*** SOURCE INFORMATION ***

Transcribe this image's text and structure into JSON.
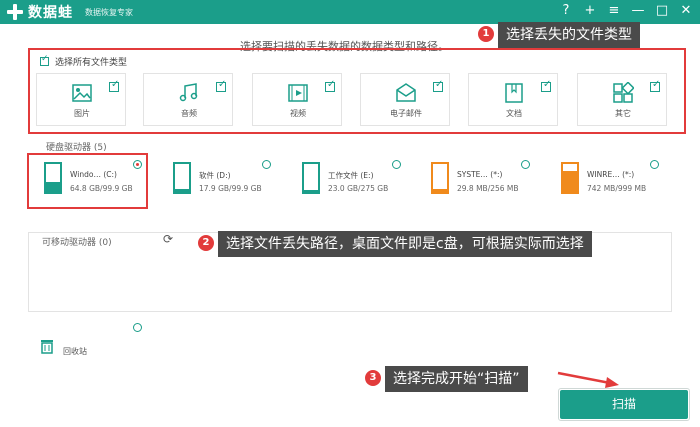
{
  "app": {
    "name": "数据蛙",
    "subtitle": "数据恢复专家"
  },
  "window_controls": [
    {
      "name": "help",
      "glyph": "?"
    },
    {
      "name": "plus",
      "glyph": "+"
    },
    {
      "name": "menu",
      "glyph": "≡"
    },
    {
      "name": "minimize",
      "glyph": "—"
    },
    {
      "name": "maximize",
      "glyph": "□"
    },
    {
      "name": "close",
      "glyph": "✕"
    }
  ],
  "main": {
    "prompt": "选择要扫描的丢失数据的数据类型和路径。",
    "select_all_label": "选择所有文件类型",
    "file_types": [
      {
        "label": "图片",
        "icon": "image-icon",
        "checked": true
      },
      {
        "label": "音频",
        "icon": "music-icon",
        "checked": true
      },
      {
        "label": "视频",
        "icon": "video-icon",
        "checked": true
      },
      {
        "label": "电子邮件",
        "icon": "mail-icon",
        "checked": true
      },
      {
        "label": "文档",
        "icon": "document-icon",
        "checked": true
      },
      {
        "label": "其它",
        "icon": "other-icon",
        "checked": true
      }
    ],
    "hard_drives_title": "硬盘驱动器 (5)",
    "drives": [
      {
        "name": "Windo… (C:)",
        "size": "64.8 GB/99.9 GB",
        "selected": true,
        "used": 0.65,
        "color": "#1b9e8a"
      },
      {
        "name": "软件 (D:)",
        "size": "17.9 GB/99.9 GB",
        "selected": false,
        "used": 0.18,
        "color": "#1b9e8a"
      },
      {
        "name": "工作文件 (E:)",
        "size": "23.0 GB/275 GB",
        "selected": false,
        "used": 0.08,
        "color": "#1b9e8a"
      },
      {
        "name": "SYSTE… (*:)",
        "size": "29.8 MB/256 MB",
        "selected": false,
        "used": 0.12,
        "color": "#f08a1c"
      },
      {
        "name": "WINRE… (*:)",
        "size": "742 MB/999 MB",
        "selected": false,
        "used": 0.74,
        "color": "#f08a1c"
      }
    ],
    "removable_title": "可移动驱动器 (0)",
    "recycle_label": "回收站",
    "scan_button": "扫描"
  },
  "callouts": [
    {
      "num": "1",
      "text": "选择丢失的文件类型"
    },
    {
      "num": "2",
      "text": "选择文件丢失路径，桌面文件即是c盘，可根据实际而选择"
    },
    {
      "num": "3",
      "text": "选择完成开始“扫描”"
    }
  ],
  "colors": {
    "accent": "#1b9e8a",
    "highlight": "#e23b3b",
    "warning": "#f08a1c",
    "callout_bg": "#4a4a4a"
  }
}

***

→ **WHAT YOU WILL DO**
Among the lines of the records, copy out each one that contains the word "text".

→ **EXERCISE RESPONSE**
Transcribe this image's text and structure into JSON.
      "text": "选择丢失的文件类型"
      "text": "选择文件丢失路径，桌面文件即是c盘，可根据实际而选择"
      "text": "选择完成开始“扫描”"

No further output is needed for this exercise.